Reasons for judgement were released today by the BC Supreme Court, Vancouver Registry, depriving a Defendant of double costs that they otherwise would have been awarded where their formal settlement offers failed to include separate costs and disbursements.
In today’s case (Lanz v. Silver Lady Limousine Services Ltd.) the Plaintiff was involved in two separate collisions and sued for damages. A jury dismissed both lawsuits.
Prior to trial ICBC provided a formal settlement offer of $50,000 and 50% of costs and disbursements. This was later withdrawn and replaced with a settlement offer of $70,000 inclusive of costs and disbursements and finally one of $80,000’new money’. The Plaintiff rejected all of these offers.
The Plaintiff conceded the Defendants were entitled to costs for being on the winning end of the lawsuit but argued no double costs should be awarded as the offers ought not to have reasonably been accepted.

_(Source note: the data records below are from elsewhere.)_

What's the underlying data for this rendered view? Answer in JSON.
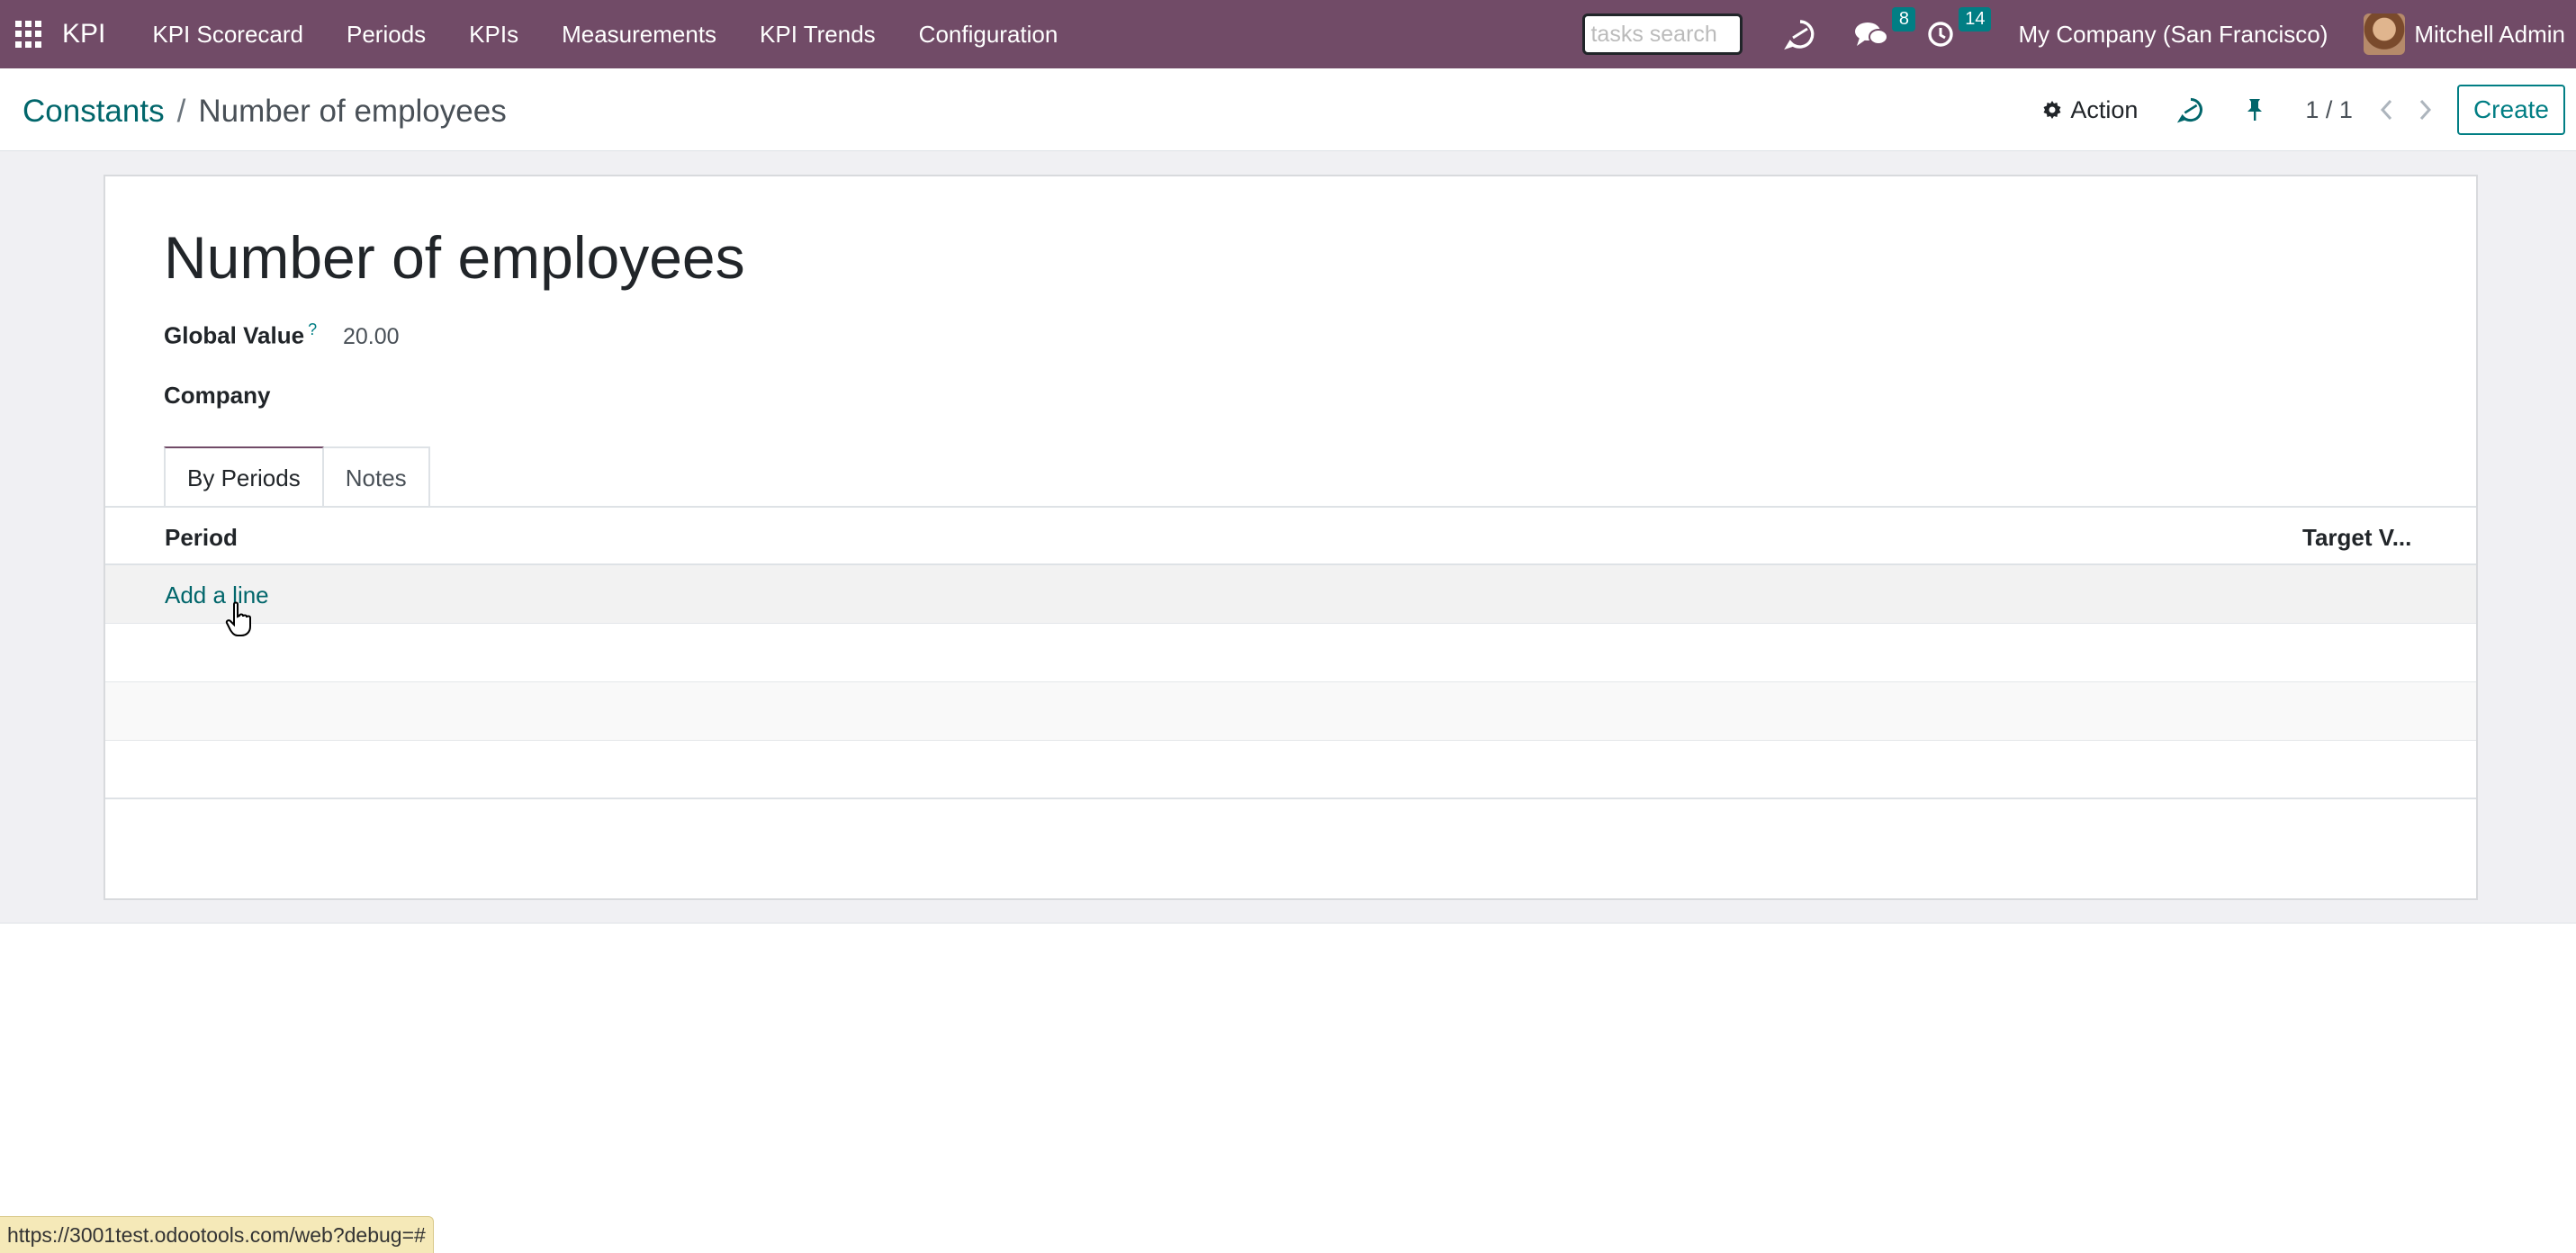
{
  "navbar": {
    "brand": "KPI",
    "menu": [
      "KPI Scorecard",
      "Periods",
      "KPIs",
      "Measurements",
      "KPI Trends",
      "Configuration"
    ],
    "search_placeholder": "tasks search",
    "messages_count": "8",
    "activities_count": "14",
    "company": "My Company (San Francisco)",
    "user": "Mitchell Admin",
    "bg_color": "#714b67"
  },
  "control_panel": {
    "breadcrumb_parent": "Constants",
    "breadcrumb_separator": "/",
    "breadcrumb_current": "Number of employees",
    "action_label": "Action",
    "pager": "1 / 1",
    "create_label": "Create"
  },
  "form": {
    "title": "Number of employees",
    "global_value_label": "Global Value",
    "help_mark": "?",
    "global_value": "20.00",
    "company_label": "Company",
    "tabs": [
      "By Periods",
      "Notes"
    ],
    "columns": [
      "Period",
      "Target V..."
    ],
    "add_line": "Add a line"
  },
  "status_bar": {
    "url": "https://3001test.odootools.com/web?debug=#"
  },
  "icons": {
    "apps": "apps-grid-icon",
    "discuss": "discuss-icon",
    "messages": "chat-bubbles-icon",
    "activities": "clock-icon",
    "action": "gear-icon",
    "refresh": "refresh-icon",
    "pin": "pin-icon",
    "prev": "chevron-left-icon",
    "next": "chevron-right-icon"
  },
  "colors": {
    "accent": "#017e84",
    "link": "#01666b"
  }
}
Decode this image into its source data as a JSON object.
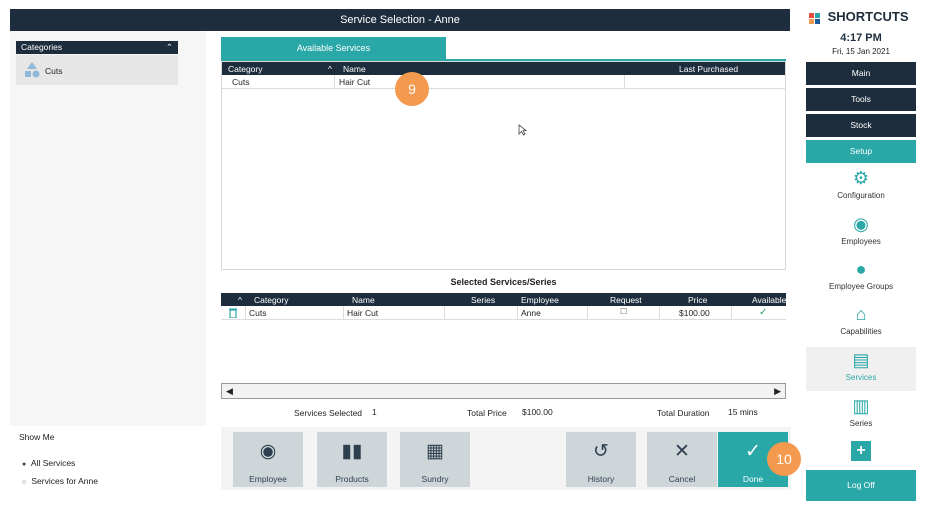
{
  "window": {
    "title": "Service Selection - Anne"
  },
  "categories": {
    "header": "Categories",
    "items": [
      {
        "label": "Cuts"
      }
    ]
  },
  "show_me": {
    "label": "Show Me",
    "options": [
      {
        "label": "All Services",
        "selected": true
      },
      {
        "label": "Services for Anne",
        "selected": false
      }
    ]
  },
  "available": {
    "tab_label": "Available Services",
    "columns": [
      "Category",
      "Name",
      "Last Purchased"
    ],
    "rows": [
      {
        "category": "Cuts",
        "name": "Hair Cut",
        "last_purchased": ""
      }
    ]
  },
  "selected": {
    "title": "Selected Services/Series",
    "columns": [
      "Category",
      "Name",
      "Series",
      "Employee",
      "Request",
      "Price",
      "Available"
    ],
    "rows": [
      {
        "category": "Cuts",
        "name": "Hair Cut",
        "series": "",
        "employee": "Anne",
        "request": false,
        "price": "$100.00",
        "available": true
      }
    ]
  },
  "summary": {
    "services_selected_label": "Services Selected",
    "services_selected_value": "1",
    "total_price_label": "Total Price",
    "total_price_value": "$100.00",
    "total_duration_label": "Total Duration",
    "total_duration_value": "15 mins"
  },
  "buttons": {
    "employee": "Employee",
    "products": "Products",
    "sundry": "Sundry",
    "history": "History",
    "cancel": "Cancel",
    "done": "Done"
  },
  "sidebar": {
    "brand": "SHORTCUTS",
    "time": "4:17 PM",
    "date": "Fri, 15 Jan 2021",
    "nav": [
      "Main",
      "Tools",
      "Stock",
      "Setup"
    ],
    "items": [
      {
        "label": "Configuration",
        "icon": "gear-icon"
      },
      {
        "label": "Employees",
        "icon": "person-icon"
      },
      {
        "label": "Employee Groups",
        "icon": "group-icon"
      },
      {
        "label": "Capabilities",
        "icon": "graduation-cap-icon"
      },
      {
        "label": "Services",
        "icon": "book-icon"
      },
      {
        "label": "Series",
        "icon": "stack-icon"
      }
    ],
    "logoff": "Log Off"
  },
  "badges": [
    "9",
    "10"
  ],
  "colors": {
    "navy": "#1e2d3d",
    "teal": "#2aa7a7",
    "badge": "#f39a4e"
  }
}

In depriving the Defendant of double costs Madam Justice Sharma expressed concern about the Defendant’s reluctance to include full costs in their offers and noted as follows:
 The defendants first offered $50,000 plus only 50% of costs; their last offer was $80,000 “new money” inclusive of costs and disbursements. In my view, there is a legitimate cause for concern when a defendant’s offer does not include costs and disbursements in a personal injury case where liability and damages are at issue. It could be seen as a tactic discouraging the plaintiff from gathering evidence to substantiate her claim in the first place. Plaintiffs carry the evidentiary burden to prove their case and they are obliged to bring forward expert medical evidence. In this case, the defendant’s offer was made more than a year after the plaintiff’s original offer, when presumably significant costs may already have been incurred with no indication from the defendants that settlement was a possibility.
 In the context of this case, I do not find the defendants’ offers to be ones the plaintiff ought to have accepted because they did not include costs and disbursements as discrete items. I see nothing about this case that justifies penalizing the plaintiff for failing to correctly guess the jury would not accept her claims. I conclude that awarding double costs amount to imposing a heavy penalty on a plaintiff that was forced to endure the unpredictability of a jury trial. I find the day before trial, she had reasonable basis to pursue her case at trial. The defendants’ offers were devoid of discrete recognition of costs and, in my view, that was a disincentive to settle.
 The defendants’ application for double costs is dismissed